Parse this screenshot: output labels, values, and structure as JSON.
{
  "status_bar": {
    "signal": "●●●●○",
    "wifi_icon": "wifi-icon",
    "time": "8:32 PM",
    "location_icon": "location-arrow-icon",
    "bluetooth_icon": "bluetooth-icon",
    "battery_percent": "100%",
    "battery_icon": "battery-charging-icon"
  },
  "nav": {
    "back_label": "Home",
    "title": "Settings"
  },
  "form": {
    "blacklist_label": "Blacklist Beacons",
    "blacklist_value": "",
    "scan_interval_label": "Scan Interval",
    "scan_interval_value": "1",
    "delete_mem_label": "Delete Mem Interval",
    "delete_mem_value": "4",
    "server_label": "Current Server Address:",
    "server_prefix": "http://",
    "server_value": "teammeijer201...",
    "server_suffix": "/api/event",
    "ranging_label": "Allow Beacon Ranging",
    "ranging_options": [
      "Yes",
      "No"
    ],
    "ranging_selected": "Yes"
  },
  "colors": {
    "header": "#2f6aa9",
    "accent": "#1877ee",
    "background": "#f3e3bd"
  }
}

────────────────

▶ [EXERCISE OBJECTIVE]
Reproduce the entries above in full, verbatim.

▶ [TASK ANSWER]
Parse this screenshot: output labels, values, and structure as JSON.
{
  "status_bar": {
    "signal": "●●●●○",
    "wifi_icon": "wifi-icon",
    "time": "8:32 PM",
    "location_icon": "location-arrow-icon",
    "bluetooth_icon": "bluetooth-icon",
    "battery_percent": "100%",
    "battery_icon": "battery-charging-icon"
  },
  "nav": {
    "back_label": "Home",
    "title": "Settings"
  },
  "form": {
    "blacklist_label": "Blacklist Beacons",
    "blacklist_value": "",
    "scan_interval_label": "Scan Interval",
    "scan_interval_value": "1",
    "delete_mem_label": "Delete Mem Interval",
    "delete_mem_value": "4",
    "server_label": "Current Server Address:",
    "server_prefix": "http://",
    "server_value": "teammeijer201...",
    "server_suffix": "/api/event",
    "ranging_label": "Allow Beacon Ranging",
    "ranging_options": [
      "Yes",
      "No"
    ],
    "ranging_selected": "Yes"
  },
  "colors": {
    "header": "#2f6aa9",
    "accent": "#1877ee",
    "background": "#f3e3bd"
  }
}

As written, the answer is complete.